Most Asians attempt to win their negotiation with foreigners using this combination of tactics. When the other party wishes to negotiate, frustrating them by keeping silent and let them wait. In return, when the other party is tired of waiting (and even become impatient) and would like to end the negotiation, then they offer concessions "at the gate of the airport."

"The primary colors are only five in number but their combinations are so infinite that one cannot visualize them all. The flavors are only five in number but their blends are so various that one cannot taste them all."

"Do not repeat the tactics which have gained you one victory, but let your methods be regulated by the infinite variety of circumstances"

Sun Tzu writes that all strategies are the combination and recombination of basic elements. But the formulation of has to be subordinated to the knowledge of oneself, opponent and the situation. All these components change and so the strategy may have be adapted.

Most of the negotiations involve a mixture of issues, and each of them may be best handled with a different strategy. However, one should note that there is no single best strategy. Variations in the positions of the parties and the context of the negotiation will affect each negotiation differently. And as negotiations evolve, each side will make adjustments and thus require a change of strategy used . Therefore, applying the one approach you are already comfortable with is a guarantee that your strategy will be wrong in the majority of
negotiation situations.


"Therefore it is said that one may know how to win, but cannot necessarily do so."

Due to the reason that the text was written 2,300 years ago, some of the tactics that was suggested are considered unethical or even illegal in many contemporary societes. However, the idea that knowing how to win does not guarantee victory, is still very valid in negotiations today.
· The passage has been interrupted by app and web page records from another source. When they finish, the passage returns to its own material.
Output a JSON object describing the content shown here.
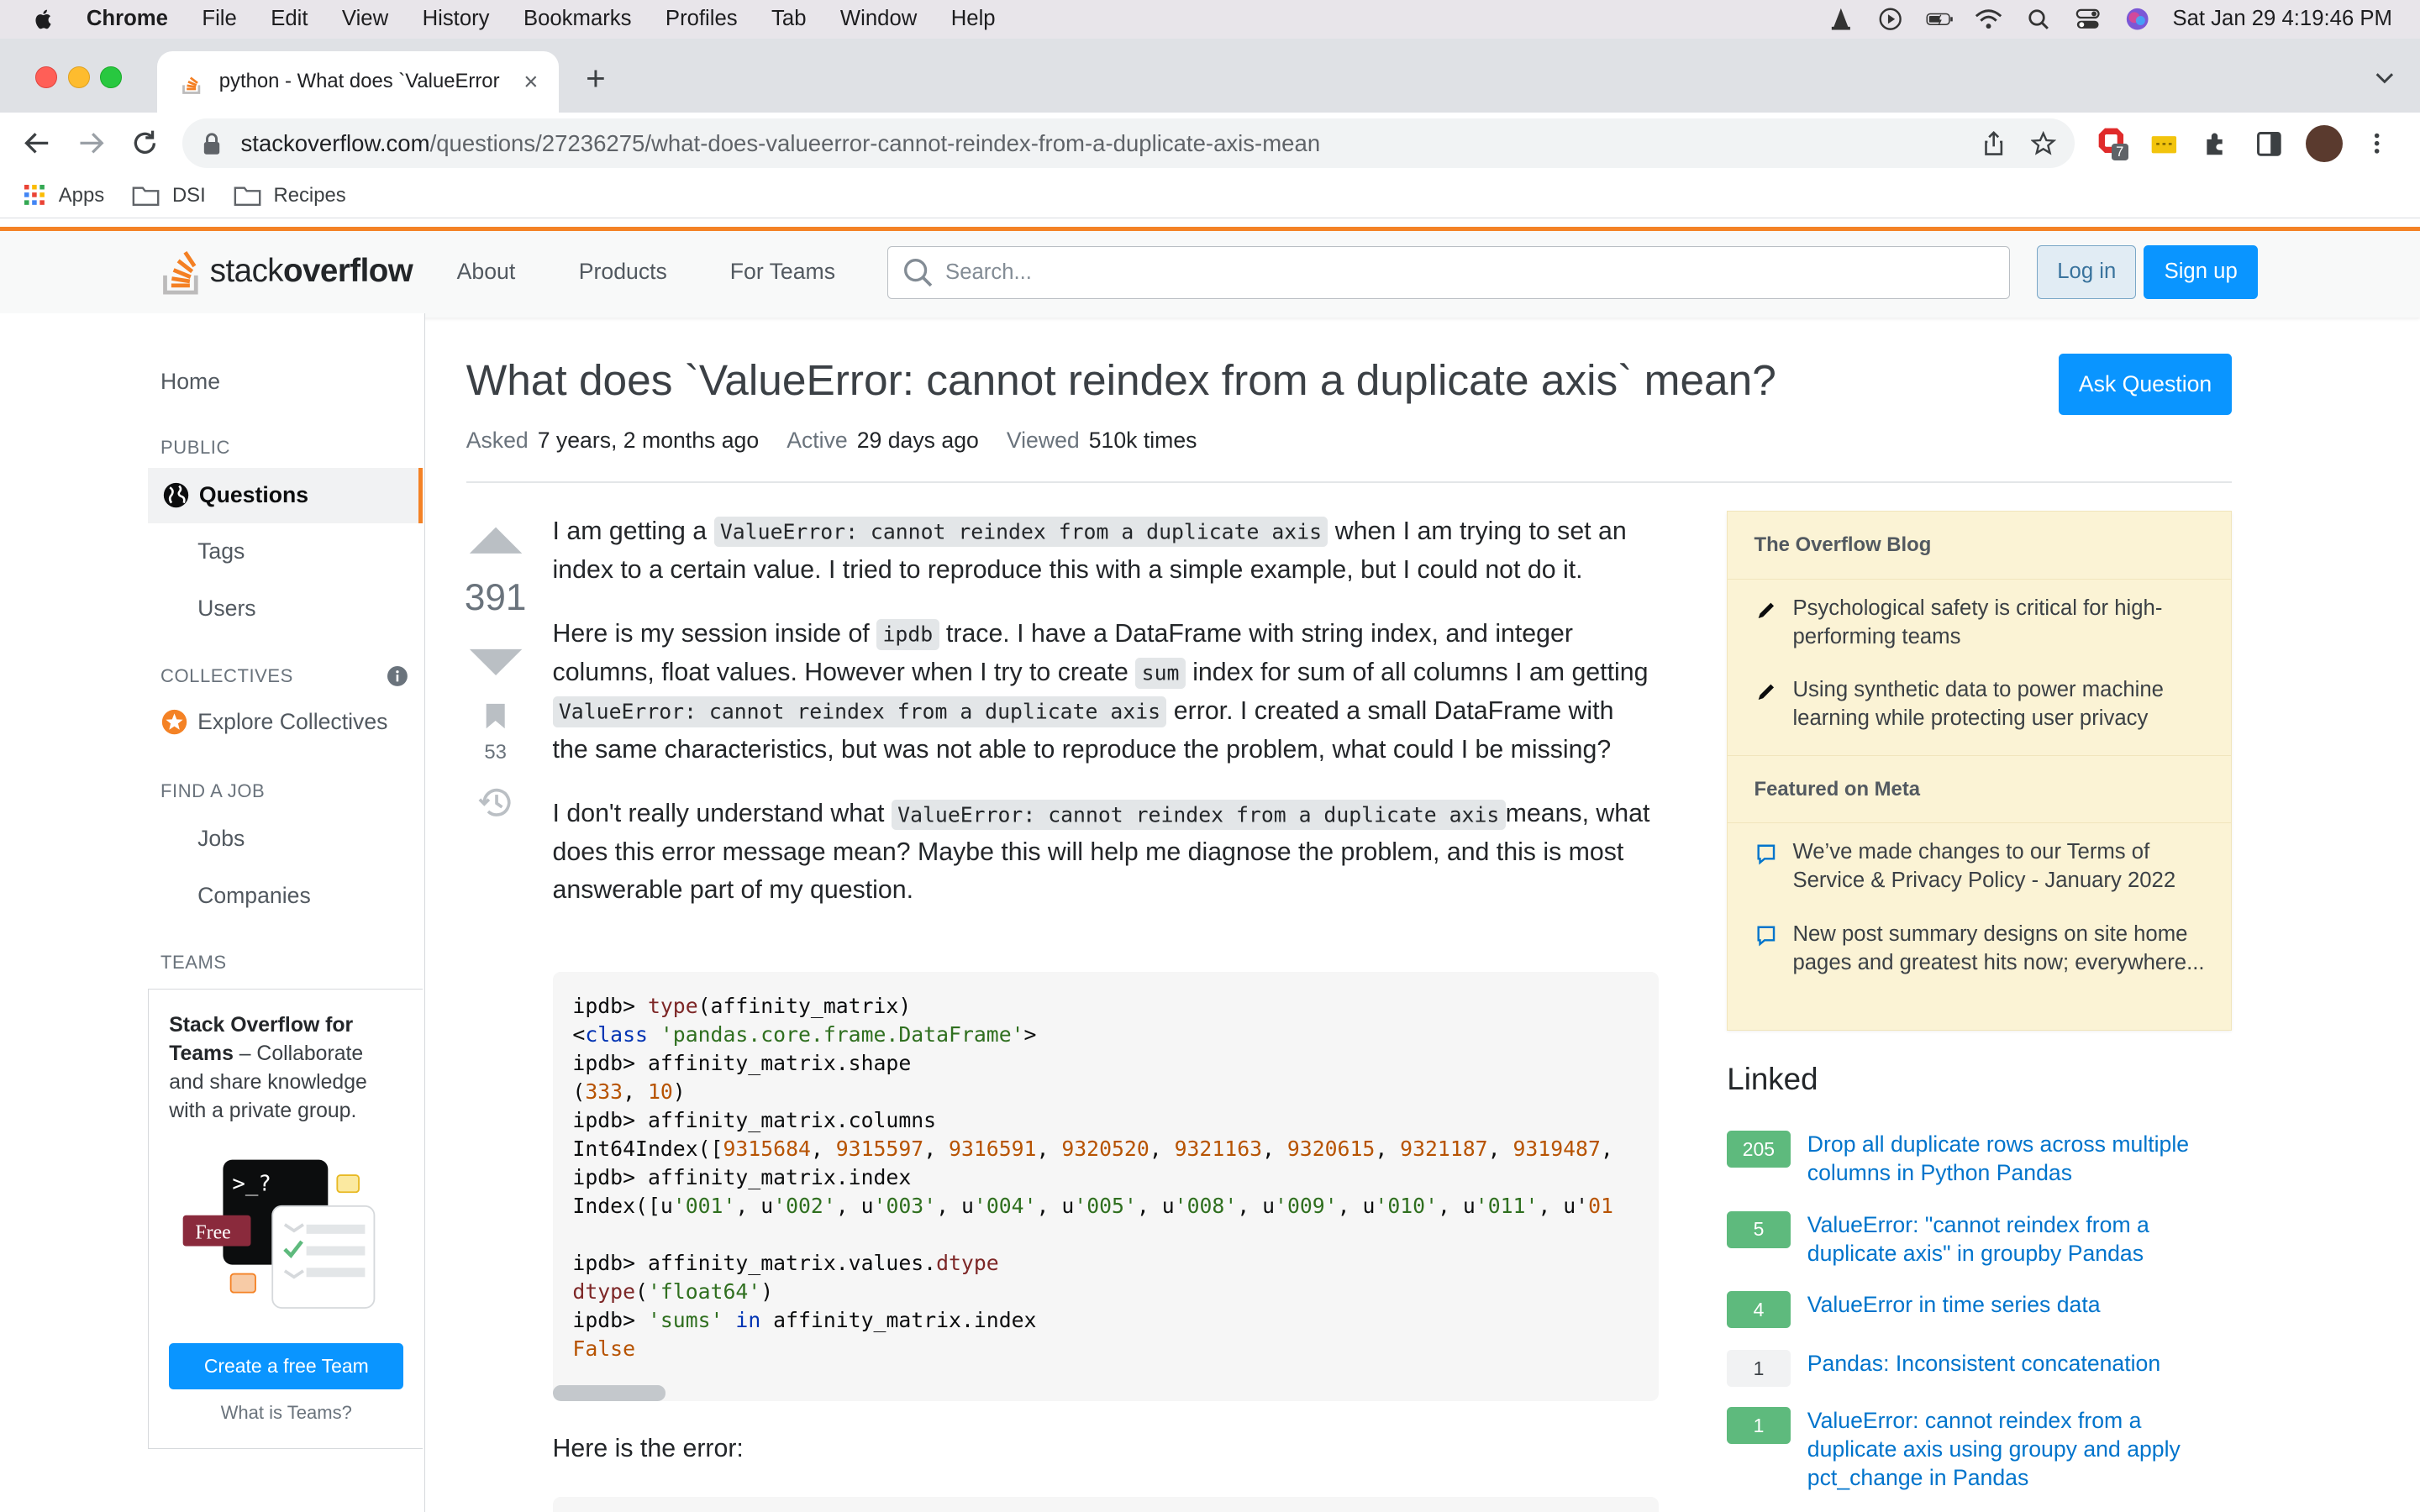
{
  "menubar": {
    "app": "Chrome",
    "items": [
      "File",
      "Edit",
      "View",
      "History",
      "Bookmarks",
      "Profiles",
      "Tab",
      "Window",
      "Help"
    ],
    "datetime": "Sat Jan 29  4:19:46 PM"
  },
  "browser": {
    "tab_title": "python - What does `ValueError",
    "url_host": "stackoverflow.com",
    "url_path": "/questions/27236275/what-does-valueerror-cannot-reindex-from-a-duplicate-axis-mean",
    "extension_badge": "7",
    "bookmarks": [
      "Apps",
      "DSI",
      "Recipes"
    ]
  },
  "so": {
    "logo_light": "stack",
    "logo_bold": "overflow",
    "nav": [
      "About",
      "Products",
      "For Teams"
    ],
    "search_placeholder": "Search...",
    "login": "Log in",
    "signup": "Sign up"
  },
  "sidebar": {
    "home": "Home",
    "public_header": "PUBLIC",
    "questions": "Questions",
    "tags": "Tags",
    "users": "Users",
    "collectives_header": "COLLECTIVES",
    "explore_collectives": "Explore Collectives",
    "find_job_header": "FIND A JOB",
    "jobs": "Jobs",
    "companies": "Companies",
    "teams_header": "TEAMS",
    "teams_title": "Stack Overflow for Teams",
    "teams_desc": " – Collaborate and share knowledge with a private group.",
    "free_badge": "Free",
    "terminal_text": ">_?",
    "create_team": "Create a free Team",
    "what_is_teams": "What is Teams?"
  },
  "question": {
    "title": "What does `ValueError: cannot reindex from a duplicate axis` mean?",
    "ask_button": "Ask Question",
    "asked_label": "Asked",
    "asked_value": "7 years, 2 months ago",
    "active_label": "Active",
    "active_value": "29 days ago",
    "viewed_label": "Viewed",
    "viewed_value": "510k times",
    "votes": "391",
    "bookmarks": "53",
    "p1_a": "I am getting a ",
    "p1_code": "ValueError: cannot reindex from a duplicate axis",
    "p1_b": " when I am trying to set an index to a certain value. I tried to reproduce this with a simple example, but I could not do it.",
    "p2_a": "Here is my session inside of ",
    "p2_code1": "ipdb",
    "p2_b": " trace. I have a DataFrame with string index, and integer columns, float values. However when I try to create ",
    "p2_code2": "sum",
    "p2_c": " index for sum of all columns I am getting ",
    "p2_code3": "ValueError: cannot reindex from a duplicate axis",
    "p2_d": " error. I created a small DataFrame with the same characteristics, but was not able to reproduce the problem, what could I be missing?",
    "p3_a": "I don't really understand what ",
    "p3_code": "ValueError: cannot reindex from a duplicate axis",
    "p3_b": "means, what does this error message mean? Maybe this will help me diagnose the problem, and this is most answerable part of my question.",
    "code_lines": [
      "ipdb> type(affinity_matrix)",
      "<class 'pandas.core.frame.DataFrame'>",
      "ipdb> affinity_matrix.shape",
      "(333, 10)",
      "ipdb> affinity_matrix.columns",
      "Int64Index([9315684, 9315597, 9316591, 9320520, 9321163, 9320615, 9321187, 9319487,",
      "ipdb> affinity_matrix.index",
      "Index([u'001', u'002', u'003', u'004', u'005', u'008', u'009', u'010', u'011', u'01",
      "",
      "ipdb> affinity_matrix.values.dtype",
      "dtype('float64')",
      "ipdb> 'sums' in affinity_matrix.index",
      "False"
    ],
    "here_error": "Here is the error:"
  },
  "blog": {
    "header": "The Overflow Blog",
    "items": [
      "Psychological safety is critical for high-performing teams",
      "Using synthetic data to power machine learning while protecting user privacy"
    ],
    "meta_header": "Featured on Meta",
    "meta_items": [
      "We’ve made changes to our Terms of Service & Privacy Policy - January 2022",
      "New post summary designs on site home pages and greatest hits now; everywhere..."
    ]
  },
  "linked": {
    "title": "Linked",
    "items": [
      {
        "score": "205",
        "accepted": true,
        "text": "Drop all duplicate rows across multiple columns in Python Pandas"
      },
      {
        "score": "5",
        "accepted": true,
        "text": "ValueError: \"cannot reindex from a duplicate axis\" in groupby Pandas"
      },
      {
        "score": "4",
        "accepted": true,
        "text": "ValueError in time series data"
      },
      {
        "score": "1",
        "accepted": false,
        "text": "Pandas: Inconsistent concatenation"
      },
      {
        "score": "1",
        "accepted": true,
        "text": "ValueError: cannot reindex from a duplicate axis using groupy and apply pct_change in Pandas"
      }
    ]
  },
  "colors": {
    "so_orange": "#f48225",
    "so_blue": "#0a95ff",
    "accepted_green": "#5eba7d",
    "link_blue": "#0074cc"
  }
}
Having a winning strategy does not secure a compromise.

One needs to be able to implement this startegy, be receptive to changes in the negotiation dynamics and the position of ones opponents and be able to adapt the strategy whenever the situation requires it. Having a good strategy helps to plan and conduct negotiations, it give an advantage but no guarantee for success.


Fisher, R. and W. Ury. "Getting To Yes: Negotiating To A Agreement Without Giving In". New York, Penguin Books, 1991.
Floyd, R. “The Art of War and The Art of Management,” Industrial Management,34(5), 25-26, 1992.
Guisso, R. W. et al. "The First Emperor of China." New York, Birch Lane Press, 1989.
Lewicki, R. J. et al. Think Before You Speak: A complete Guide to Strategic Negotiation. New York, John Wiley & Sons, Inc., 1996.
McNeilly, M. "Sun Tzu And The Art Of Business: Six Strategic Principles For Managers." New York, Oxford University Press.
Sun Tzu, "The Art of War of War." (R.D. Sawyer translation), Boulder, Westview 1994.

  September 26, 2017
© Copyright 1996-2017 Gregory Kersten & The InterNeg Group
InterNeg Research Centre, Concordia University (Montreal)